▸ **Excerpts from an interface dataset**:
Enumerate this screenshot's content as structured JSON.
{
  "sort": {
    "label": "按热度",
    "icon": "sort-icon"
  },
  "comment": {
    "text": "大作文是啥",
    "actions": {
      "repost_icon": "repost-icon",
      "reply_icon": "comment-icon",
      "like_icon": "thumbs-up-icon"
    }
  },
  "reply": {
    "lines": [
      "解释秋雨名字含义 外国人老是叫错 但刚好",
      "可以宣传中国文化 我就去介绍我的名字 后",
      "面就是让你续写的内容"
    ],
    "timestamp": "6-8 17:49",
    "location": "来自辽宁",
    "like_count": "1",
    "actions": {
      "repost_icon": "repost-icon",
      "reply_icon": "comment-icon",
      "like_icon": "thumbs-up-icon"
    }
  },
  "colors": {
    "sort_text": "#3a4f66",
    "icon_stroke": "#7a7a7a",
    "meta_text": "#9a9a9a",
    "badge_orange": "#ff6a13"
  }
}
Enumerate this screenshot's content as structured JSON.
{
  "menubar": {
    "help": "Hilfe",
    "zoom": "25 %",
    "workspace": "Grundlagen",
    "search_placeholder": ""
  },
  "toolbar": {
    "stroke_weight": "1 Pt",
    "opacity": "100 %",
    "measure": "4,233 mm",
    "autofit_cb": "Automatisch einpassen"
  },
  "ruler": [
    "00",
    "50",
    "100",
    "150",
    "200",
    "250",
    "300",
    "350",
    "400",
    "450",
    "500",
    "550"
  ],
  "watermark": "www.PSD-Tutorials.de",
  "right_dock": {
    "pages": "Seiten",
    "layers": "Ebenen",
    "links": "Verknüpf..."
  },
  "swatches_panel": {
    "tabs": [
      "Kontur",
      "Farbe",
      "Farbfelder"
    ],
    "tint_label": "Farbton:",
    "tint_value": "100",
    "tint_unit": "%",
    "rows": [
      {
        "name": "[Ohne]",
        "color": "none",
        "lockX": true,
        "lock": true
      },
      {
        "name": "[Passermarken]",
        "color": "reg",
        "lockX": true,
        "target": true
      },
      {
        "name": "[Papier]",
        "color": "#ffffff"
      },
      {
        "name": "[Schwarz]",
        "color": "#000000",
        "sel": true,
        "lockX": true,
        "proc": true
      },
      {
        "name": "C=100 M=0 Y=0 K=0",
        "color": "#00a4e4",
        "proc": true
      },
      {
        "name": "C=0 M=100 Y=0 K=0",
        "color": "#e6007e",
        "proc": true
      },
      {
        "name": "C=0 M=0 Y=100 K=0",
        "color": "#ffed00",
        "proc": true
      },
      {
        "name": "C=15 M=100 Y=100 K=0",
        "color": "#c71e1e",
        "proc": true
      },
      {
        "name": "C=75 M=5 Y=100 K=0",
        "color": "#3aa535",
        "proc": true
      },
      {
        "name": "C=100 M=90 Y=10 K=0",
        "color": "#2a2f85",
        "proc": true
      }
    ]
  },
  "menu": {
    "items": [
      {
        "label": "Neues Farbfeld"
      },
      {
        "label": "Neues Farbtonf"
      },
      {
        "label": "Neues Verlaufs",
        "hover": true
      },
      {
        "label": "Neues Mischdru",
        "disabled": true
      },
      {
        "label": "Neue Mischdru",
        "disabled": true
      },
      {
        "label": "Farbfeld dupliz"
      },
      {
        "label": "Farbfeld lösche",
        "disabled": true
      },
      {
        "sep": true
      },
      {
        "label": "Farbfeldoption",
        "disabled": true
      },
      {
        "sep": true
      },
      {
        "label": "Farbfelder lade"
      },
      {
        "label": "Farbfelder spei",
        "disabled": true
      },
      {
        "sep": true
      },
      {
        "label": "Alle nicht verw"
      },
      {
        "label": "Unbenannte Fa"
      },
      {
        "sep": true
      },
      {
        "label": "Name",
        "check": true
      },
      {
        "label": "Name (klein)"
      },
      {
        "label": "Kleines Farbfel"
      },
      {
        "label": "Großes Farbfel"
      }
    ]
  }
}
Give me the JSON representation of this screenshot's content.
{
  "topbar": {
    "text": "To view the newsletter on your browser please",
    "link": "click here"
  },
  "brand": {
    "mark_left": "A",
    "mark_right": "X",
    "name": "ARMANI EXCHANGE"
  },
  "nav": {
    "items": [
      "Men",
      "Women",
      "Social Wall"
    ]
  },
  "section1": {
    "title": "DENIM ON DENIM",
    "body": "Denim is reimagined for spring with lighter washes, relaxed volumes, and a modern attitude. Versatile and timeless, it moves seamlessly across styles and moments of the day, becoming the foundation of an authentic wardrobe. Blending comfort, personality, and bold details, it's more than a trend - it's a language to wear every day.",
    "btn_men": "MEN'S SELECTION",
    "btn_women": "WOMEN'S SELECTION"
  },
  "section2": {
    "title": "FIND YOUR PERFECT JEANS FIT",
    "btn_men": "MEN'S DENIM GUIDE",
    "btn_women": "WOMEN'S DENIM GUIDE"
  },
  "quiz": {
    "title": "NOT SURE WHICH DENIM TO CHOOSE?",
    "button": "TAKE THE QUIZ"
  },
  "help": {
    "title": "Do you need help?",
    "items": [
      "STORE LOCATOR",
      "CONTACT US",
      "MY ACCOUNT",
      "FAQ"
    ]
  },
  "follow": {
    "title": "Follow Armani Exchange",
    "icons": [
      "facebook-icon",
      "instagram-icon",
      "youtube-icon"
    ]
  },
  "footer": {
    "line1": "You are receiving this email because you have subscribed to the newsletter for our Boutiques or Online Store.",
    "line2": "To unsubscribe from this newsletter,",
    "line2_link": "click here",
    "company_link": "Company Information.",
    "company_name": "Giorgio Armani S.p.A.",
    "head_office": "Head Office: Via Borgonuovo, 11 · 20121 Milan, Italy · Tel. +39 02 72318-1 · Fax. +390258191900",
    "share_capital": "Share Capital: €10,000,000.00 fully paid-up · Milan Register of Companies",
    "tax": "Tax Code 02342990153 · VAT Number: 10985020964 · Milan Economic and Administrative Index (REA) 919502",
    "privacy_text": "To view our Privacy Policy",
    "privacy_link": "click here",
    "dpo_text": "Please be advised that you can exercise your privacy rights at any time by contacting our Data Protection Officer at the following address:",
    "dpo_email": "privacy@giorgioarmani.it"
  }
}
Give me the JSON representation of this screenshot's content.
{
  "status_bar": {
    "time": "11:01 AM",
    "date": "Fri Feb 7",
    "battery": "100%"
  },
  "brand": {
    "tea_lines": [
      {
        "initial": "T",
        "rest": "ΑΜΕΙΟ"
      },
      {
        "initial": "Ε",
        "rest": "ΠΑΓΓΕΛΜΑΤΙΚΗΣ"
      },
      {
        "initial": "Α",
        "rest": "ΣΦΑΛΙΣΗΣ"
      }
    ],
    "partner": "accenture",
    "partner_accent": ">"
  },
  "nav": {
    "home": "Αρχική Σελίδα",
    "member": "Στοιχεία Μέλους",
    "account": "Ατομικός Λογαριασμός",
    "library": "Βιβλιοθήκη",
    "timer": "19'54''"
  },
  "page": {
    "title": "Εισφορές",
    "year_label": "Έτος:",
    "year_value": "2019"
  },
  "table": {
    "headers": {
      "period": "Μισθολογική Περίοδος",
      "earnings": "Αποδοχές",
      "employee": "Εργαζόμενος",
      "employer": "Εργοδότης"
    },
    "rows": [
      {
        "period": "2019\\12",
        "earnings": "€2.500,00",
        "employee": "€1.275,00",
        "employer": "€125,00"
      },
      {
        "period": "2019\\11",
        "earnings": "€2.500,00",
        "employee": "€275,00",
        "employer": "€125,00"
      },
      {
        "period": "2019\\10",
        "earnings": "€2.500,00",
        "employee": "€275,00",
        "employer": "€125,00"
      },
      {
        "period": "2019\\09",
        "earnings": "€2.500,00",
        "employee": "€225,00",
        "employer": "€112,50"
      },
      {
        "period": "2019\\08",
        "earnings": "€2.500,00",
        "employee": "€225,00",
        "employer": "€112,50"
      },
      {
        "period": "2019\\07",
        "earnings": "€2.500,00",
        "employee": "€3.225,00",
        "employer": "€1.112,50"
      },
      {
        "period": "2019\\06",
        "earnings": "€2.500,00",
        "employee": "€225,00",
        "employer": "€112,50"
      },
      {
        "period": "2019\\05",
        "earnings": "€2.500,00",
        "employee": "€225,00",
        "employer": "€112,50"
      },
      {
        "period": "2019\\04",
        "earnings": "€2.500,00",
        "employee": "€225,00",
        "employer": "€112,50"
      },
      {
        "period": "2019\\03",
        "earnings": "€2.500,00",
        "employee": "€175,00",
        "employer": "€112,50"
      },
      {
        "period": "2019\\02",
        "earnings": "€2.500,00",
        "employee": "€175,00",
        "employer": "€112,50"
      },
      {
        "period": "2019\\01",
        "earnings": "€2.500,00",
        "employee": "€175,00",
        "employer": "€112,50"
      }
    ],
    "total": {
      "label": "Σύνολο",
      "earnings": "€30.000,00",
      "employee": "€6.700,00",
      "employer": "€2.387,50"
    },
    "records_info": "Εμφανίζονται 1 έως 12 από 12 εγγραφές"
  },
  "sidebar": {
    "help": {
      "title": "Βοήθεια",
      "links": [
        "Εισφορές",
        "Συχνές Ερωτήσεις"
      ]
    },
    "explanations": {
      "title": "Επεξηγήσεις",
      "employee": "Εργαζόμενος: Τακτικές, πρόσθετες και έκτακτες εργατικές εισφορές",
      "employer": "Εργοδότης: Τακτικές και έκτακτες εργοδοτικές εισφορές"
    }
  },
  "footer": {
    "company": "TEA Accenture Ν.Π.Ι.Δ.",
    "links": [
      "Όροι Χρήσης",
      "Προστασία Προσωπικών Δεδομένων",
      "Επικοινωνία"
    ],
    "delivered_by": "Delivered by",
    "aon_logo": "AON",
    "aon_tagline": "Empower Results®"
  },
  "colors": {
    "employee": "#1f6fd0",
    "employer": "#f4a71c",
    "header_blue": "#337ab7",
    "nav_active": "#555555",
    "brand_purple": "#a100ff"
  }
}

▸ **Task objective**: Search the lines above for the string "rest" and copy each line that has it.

▸ **Answer to this problem**:
        "rest": "ΑΜΕΙΟ"
        "rest": "ΠΑΓΓΕΛΜΑΤΙΚΗΣ"
        "rest": "ΣΦΑΛΙΣΗΣ"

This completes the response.